> **THE TASK**
The data beneath this task has to be reprinted character for character.

Content starts

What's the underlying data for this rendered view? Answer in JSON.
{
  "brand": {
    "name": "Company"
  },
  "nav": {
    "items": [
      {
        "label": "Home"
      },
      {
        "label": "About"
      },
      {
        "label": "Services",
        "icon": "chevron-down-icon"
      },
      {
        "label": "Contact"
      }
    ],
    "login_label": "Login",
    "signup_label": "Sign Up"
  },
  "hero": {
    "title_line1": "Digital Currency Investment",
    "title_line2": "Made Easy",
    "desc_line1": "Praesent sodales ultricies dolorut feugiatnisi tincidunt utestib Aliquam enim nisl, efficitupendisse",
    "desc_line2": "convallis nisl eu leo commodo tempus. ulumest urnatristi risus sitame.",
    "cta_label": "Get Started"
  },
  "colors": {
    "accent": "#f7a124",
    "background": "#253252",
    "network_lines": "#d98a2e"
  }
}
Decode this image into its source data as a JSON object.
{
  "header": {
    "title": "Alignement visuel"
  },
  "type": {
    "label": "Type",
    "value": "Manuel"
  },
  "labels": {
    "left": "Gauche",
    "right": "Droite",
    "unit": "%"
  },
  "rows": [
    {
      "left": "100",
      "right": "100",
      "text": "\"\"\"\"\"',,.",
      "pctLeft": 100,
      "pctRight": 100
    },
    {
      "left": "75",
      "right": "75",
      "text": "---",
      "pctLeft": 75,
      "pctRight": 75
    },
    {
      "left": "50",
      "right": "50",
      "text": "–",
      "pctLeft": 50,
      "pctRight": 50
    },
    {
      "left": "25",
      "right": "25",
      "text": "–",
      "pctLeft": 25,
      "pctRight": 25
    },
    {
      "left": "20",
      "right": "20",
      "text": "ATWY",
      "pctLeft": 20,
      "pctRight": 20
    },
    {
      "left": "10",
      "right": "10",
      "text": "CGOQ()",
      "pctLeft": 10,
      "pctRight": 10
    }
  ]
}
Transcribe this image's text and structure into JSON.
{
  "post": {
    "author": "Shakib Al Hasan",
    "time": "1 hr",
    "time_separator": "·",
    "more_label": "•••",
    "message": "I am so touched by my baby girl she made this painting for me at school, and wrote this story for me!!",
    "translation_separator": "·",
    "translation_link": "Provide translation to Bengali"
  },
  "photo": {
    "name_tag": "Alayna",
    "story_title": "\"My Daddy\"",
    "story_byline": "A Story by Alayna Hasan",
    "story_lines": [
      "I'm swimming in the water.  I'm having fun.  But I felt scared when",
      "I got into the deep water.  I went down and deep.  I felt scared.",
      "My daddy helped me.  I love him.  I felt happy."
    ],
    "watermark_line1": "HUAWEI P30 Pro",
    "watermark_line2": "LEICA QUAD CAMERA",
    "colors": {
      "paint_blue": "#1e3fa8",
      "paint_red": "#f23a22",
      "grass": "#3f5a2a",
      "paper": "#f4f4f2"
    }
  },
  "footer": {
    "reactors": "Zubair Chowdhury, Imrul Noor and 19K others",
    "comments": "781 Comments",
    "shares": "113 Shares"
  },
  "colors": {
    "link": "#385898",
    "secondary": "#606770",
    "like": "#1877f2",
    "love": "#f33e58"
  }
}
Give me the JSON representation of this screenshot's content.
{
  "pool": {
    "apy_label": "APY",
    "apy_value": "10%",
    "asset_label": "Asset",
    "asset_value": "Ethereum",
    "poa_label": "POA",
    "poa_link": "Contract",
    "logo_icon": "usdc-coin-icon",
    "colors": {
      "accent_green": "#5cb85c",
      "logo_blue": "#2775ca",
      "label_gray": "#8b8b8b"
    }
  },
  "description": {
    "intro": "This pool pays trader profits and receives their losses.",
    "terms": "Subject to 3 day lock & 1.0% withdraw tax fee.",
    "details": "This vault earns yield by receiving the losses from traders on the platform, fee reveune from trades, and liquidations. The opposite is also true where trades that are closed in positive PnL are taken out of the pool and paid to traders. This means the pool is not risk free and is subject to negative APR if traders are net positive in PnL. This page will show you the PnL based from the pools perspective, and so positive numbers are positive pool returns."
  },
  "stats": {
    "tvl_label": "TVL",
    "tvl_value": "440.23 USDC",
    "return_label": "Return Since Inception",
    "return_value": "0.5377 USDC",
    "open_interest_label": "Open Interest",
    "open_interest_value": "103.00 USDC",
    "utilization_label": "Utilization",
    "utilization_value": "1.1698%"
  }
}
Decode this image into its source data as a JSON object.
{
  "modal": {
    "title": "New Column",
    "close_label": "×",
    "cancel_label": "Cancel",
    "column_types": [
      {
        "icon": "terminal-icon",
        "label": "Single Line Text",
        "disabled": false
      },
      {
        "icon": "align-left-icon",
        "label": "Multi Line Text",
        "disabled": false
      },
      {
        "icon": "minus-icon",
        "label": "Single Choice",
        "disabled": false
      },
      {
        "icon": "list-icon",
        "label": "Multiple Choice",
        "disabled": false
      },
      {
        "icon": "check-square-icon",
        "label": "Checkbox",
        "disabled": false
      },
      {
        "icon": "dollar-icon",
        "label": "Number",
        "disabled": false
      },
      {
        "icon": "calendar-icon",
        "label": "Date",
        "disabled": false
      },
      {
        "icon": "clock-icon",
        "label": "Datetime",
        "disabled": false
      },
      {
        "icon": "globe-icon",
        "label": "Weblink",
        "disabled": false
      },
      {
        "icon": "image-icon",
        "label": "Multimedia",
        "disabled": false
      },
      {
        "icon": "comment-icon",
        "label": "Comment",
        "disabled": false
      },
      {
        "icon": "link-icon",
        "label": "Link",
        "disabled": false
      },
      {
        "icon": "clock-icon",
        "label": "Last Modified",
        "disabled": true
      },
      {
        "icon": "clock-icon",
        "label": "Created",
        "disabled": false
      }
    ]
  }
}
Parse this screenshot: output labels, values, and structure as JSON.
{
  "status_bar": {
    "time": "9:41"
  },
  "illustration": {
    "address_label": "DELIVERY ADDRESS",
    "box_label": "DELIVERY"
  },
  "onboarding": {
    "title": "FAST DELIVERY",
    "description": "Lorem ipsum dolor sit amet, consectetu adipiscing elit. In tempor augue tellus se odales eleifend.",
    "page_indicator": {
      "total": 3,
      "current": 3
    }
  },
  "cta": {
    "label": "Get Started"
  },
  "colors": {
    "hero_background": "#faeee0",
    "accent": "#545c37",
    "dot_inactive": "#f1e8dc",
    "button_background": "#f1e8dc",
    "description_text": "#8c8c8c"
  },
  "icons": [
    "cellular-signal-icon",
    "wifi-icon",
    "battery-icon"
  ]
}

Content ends

> **WRITTEN REPLY**
What's the underlying data for this rendered view? Answer in JSON.
{
  "brand": {
    "name": "Company"
  },
  "nav": {
    "items": [
      {
        "label": "Home"
      },
      {
        "label": "About"
      },
      {
        "label": "Services",
        "icon": "chevron-down-icon"
      },
      {
        "label": "Contact"
      }
    ],
    "login_label": "Login",
    "signup_label": "Sign Up"
  },
  "hero": {
    "title_line1": "Digital Currency Investment",
    "title_line2": "Made Easy",
    "desc_line1": "Praesent sodales ultricies dolorut feugiatnisi tincidunt utestib Aliquam enim nisl, efficitupendisse",
    "desc_line2": "convallis nisl eu leo commodo tempus. ulumest urnatristi risus sitame.",
    "cta_label": "Get Started"
  },
  "colors": {
    "accent": "#f7a124",
    "background": "#253252",
    "network_lines": "#d98a2e"
  }
}
Decode this image into its source data as a JSON object.
{
  "header": {
    "title": "Alignement visuel"
  },
  "type": {
    "label": "Type",
    "value": "Manuel"
  },
  "labels": {
    "left": "Gauche",
    "right": "Droite",
    "unit": "%"
  },
  "rows": [
    {
      "left": "100",
      "right": "100",
      "text": "\"\"\"\"\"',,.",
      "pctLeft": 100,
      "pctRight": 100
    },
    {
      "left": "75",
      "right": "75",
      "text": "---",
      "pctLeft": 75,
      "pctRight": 75
    },
    {
      "left": "50",
      "right": "50",
      "text": "–",
      "pctLeft": 50,
      "pctRight": 50
    },
    {
      "left": "25",
      "right": "25",
      "text": "–",
      "pctLeft": 25,
      "pctRight": 25
    },
    {
      "left": "20",
      "right": "20",
      "text": "ATWY",
      "pctLeft": 20,
      "pctRight": 20
    },
    {
      "left": "10",
      "right": "10",
      "text": "CGOQ()",
      "pctLeft": 10,
      "pctRight": 10
    }
  ]
}
Transcribe this image's text and structure into JSON.
{
  "post": {
    "author": "Shakib Al Hasan",
    "time": "1 hr",
    "time_separator": "·",
    "more_label": "•••",
    "message": "I am so touched by my baby girl she made this painting for me at school, and wrote this story for me!!",
    "translation_separator": "·",
    "translation_link": "Provide translation to Bengali"
  },
  "photo": {
    "name_tag": "Alayna",
    "story_title": "\"My Daddy\"",
    "story_byline": "A Story by Alayna Hasan",
    "story_lines": [
      "I'm swimming in the water.  I'm having fun.  But I felt scared when",
      "I got into the deep water.  I went down and deep.  I felt scared.",
      "My daddy helped me.  I love him.  I felt happy."
    ],
    "watermark_line1": "HUAWEI P30 Pro",
    "watermark_line2": "LEICA QUAD CAMERA",
    "colors": {
      "paint_blue": "#1e3fa8",
      "paint_red": "#f23a22",
      "grass": "#3f5a2a",
      "paper": "#f4f4f2"
    }
  },
  "footer": {
    "reactors": "Zubair Chowdhury, Imrul Noor and 19K others",
    "comments": "781 Comments",
    "shares": "113 Shares"
  },
  "colors": {
    "link": "#385898",
    "secondary": "#606770",
    "like": "#1877f2",
    "love": "#f33e58"
  }
}
Give me the JSON representation of this screenshot's content.
{
  "pool": {
    "apy_label": "APY",
    "apy_value": "10%",
    "asset_label": "Asset",
    "asset_value": "Ethereum",
    "poa_label": "POA",
    "poa_link": "Contract",
    "logo_icon": "usdc-coin-icon",
    "colors": {
      "accent_green": "#5cb85c",
      "logo_blue": "#2775ca",
      "label_gray": "#8b8b8b"
    }
  },
  "description": {
    "intro": "This pool pays trader profits and receives their losses.",
    "terms": "Subject to 3 day lock & 1.0% withdraw tax fee.",
    "details": "This vault earns yield by receiving the losses from traders on the platform, fee reveune from trades, and liquidations. The opposite is also true where trades that are closed in positive PnL are taken out of the pool and paid to traders. This means the pool is not risk free and is subject to negative APR if traders are net positive in PnL. This page will show you the PnL based from the pools perspective, and so positive numbers are positive pool returns."
  },
  "stats": {
    "tvl_label": "TVL",
    "tvl_value": "440.23 USDC",
    "return_label": "Return Since Inception",
    "return_value": "0.5377 USDC",
    "open_interest_label": "Open Interest",
    "open_interest_value": "103.00 USDC",
    "utilization_label": "Utilization",
    "utilization_value": "1.1698%"
  }
}
Decode this image into its source data as a JSON object.
{
  "modal": {
    "title": "New Column",
    "close_label": "×",
    "cancel_label": "Cancel",
    "column_types": [
      {
        "icon": "terminal-icon",
        "label": "Single Line Text",
        "disabled": false
      },
      {
        "icon": "align-left-icon",
        "label": "Multi Line Text",
        "disabled": false
      },
      {
        "icon": "minus-icon",
        "label": "Single Choice",
        "disabled": false
      },
      {
        "icon": "list-icon",
        "label": "Multiple Choice",
        "disabled": false
      },
      {
        "icon": "check-square-icon",
        "label": "Checkbox",
        "disabled": false
      },
      {
        "icon": "dollar-icon",
        "label": "Number",
        "disabled": false
      },
      {
        "icon": "calendar-icon",
        "label": "Date",
        "disabled": false
      },
      {
        "icon": "clock-icon",
        "label": "Datetime",
        "disabled": false
      },
      {
        "icon": "globe-icon",
        "label": "Weblink",
        "disabled": false
      },
      {
        "icon": "image-icon",
        "label": "Multimedia",
        "disabled": false
      },
      {
        "icon": "comment-icon",
        "label": "Comment",
        "disabled": false
      },
      {
        "icon": "link-icon",
        "label": "Link",
        "disabled": false
      },
      {
        "icon": "clock-icon",
        "label": "Last Modified",
        "disabled": true
      },
      {
        "icon": "clock-icon",
        "label": "Created",
        "disabled": false
      }
    ]
  }
}
Parse this screenshot: output labels, values, and structure as JSON.
{
  "status_bar": {
    "time": "9:41"
  },
  "illustration": {
    "address_label": "DELIVERY ADDRESS",
    "box_label": "DELIVERY"
  },
  "onboarding": {
    "title": "FAST DELIVERY",
    "description": "Lorem ipsum dolor sit amet, consectetu adipiscing elit. In tempor augue tellus se odales eleifend.",
    "page_indicator": {
      "total": 3,
      "current": 3
    }
  },
  "cta": {
    "label": "Get Started"
  },
  "colors": {
    "hero_background": "#faeee0",
    "accent": "#545c37",
    "dot_inactive": "#f1e8dc",
    "button_background": "#f1e8dc",
    "description_text": "#8c8c8c"
  },
  "icons": [
    "cellular-signal-icon",
    "wifi-icon",
    "battery-icon"
  ]
}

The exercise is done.